The Devil Inside: How My Minister Father Molested Kids In Our Home And Church For Decades And How I Finally Stopped Him

I’ve lost track of the number of times I’ve described a book as “a difficult but necessary read.” The Devil inside, by Jimmy Hinton, redefines how I think of books that fit those categories.

In 2011, Jimmy’s sister, Alex, confided in him that their father had sexually abused her as a child. Jimmy was serving as pastor of the church he had grown up in—the same church his father had served before him. After turning his father over to the police, others began coming to him with similar stories of his father’s abuse. His father had always been his hero and role model. Jimmy’s world was rocked and would never be the same again.

The Devil Inside His Family

Hinton writes autobiographically, drawing the reader into his story and the horrors of the revelations of his father’s double life. You feel his childhood admiration for his father along with him, gaining an appreciation for his upbringing and the indulgence he received as a child. If he had written simple facts, consequences, and lessons learned, that would have been fine. By inviting us into his story, Hinton calls his readers to feel, react, and maybe even be aware of the possibilities of their own troubles closer to home.

There was much that shocked me, but, sadly, not a lot that surprised me. One moment in the book that brought out a gasp for me was on page 68, where Hinton writes of cleaning out his father’s car. In the front seats, he found CDs from Christian psychologists on how to connect with kids.

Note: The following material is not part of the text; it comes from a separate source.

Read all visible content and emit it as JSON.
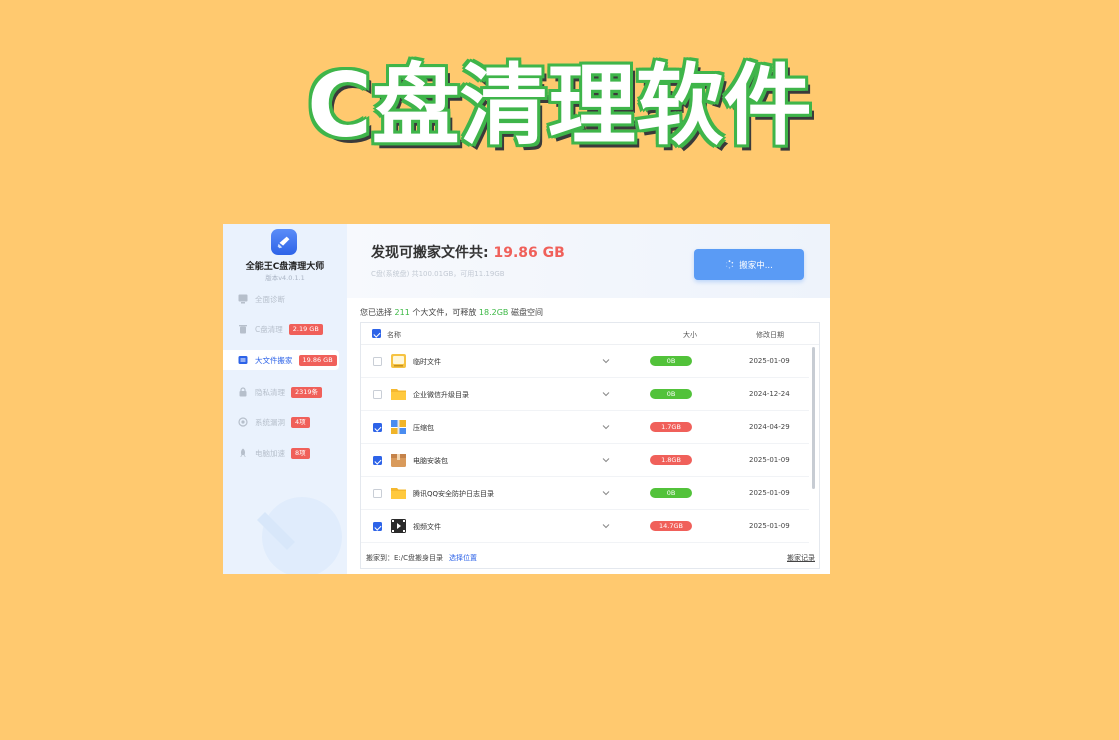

Hinton writes, “This was my first real sense of just how dedicated he was to learning the psyche of children so he could manipulate them into doing whatever he wanted.”

I’ve read books about raising strong-willed children and offered classes using materials that sounded eerily similar to those found in his father’s car. How often we have provided encouragement with the best intentions only to have it perverted in the most despicable ways? It is not easy to think about those who might have misused what we offered for their own purposes.

The Devil Inside Church Leadership

Almost every survivor I’ve ever listened to – and there have been hundreds – has said that the trauma from how religious leaders responded far exceeded the trauma from the original sexual abuse.

page 5

There’s a lot here to process as a pastor. I’ve heard too many stories of churches that have quietly moved the abusers down the road, only to continue their atrocities elsewhere. I’ve counseled survivors who broke the news of long-respected saints living secret lives that no one dared imagine.

Hinton doesn’t let the church off the hook. He repeatedly indicts leaders who have turned a blind eye for the evil done to the most innocent under their charge. He writes on page 82, “Our kids can’t afford for us to sit idly by, hoping someone else will step up to the plate to protect them. Idleness hasn’t worked for generations, and it’s not working now. So now is the time for Christians to act. The church’s record on abuse should embarrass us. When secular researchers rightly name the church as the most dangerous place for children, it ought to spark a fight inside every one of us.”

“I Choose to Resist”

My heels are dug in. Standing in the same place that my dad did shows my congregation that I refuse to shrink back from evil. I will resist evil and turn evil into good. It’s not easy. Honestly, it’s exhausting and has cost my family dearly. But I refuse to let evil win.

page 140

Jimmy Hinton’s story doesn’t end with his father’s deception and abuse. He has taken his pain and turned it into a way to bring healing and hope to the hurting. Hinton offers training in handling child sexual abuse in the church, including training on understanding predators and survivors. His blog and podcast offer a wealth of information that I fear are not found in many other places. Hinton’s consulting and speaking work would be a worthwhile investment for churches looking to better protect and serve their people.

The Devil Inside is a difficult but necessary read. However, it is far preferred to the stories of another church or leader caught harming those in their care. Pastors and leaders, you owe it to your people to read this one and carefully consider Hinton’s advice.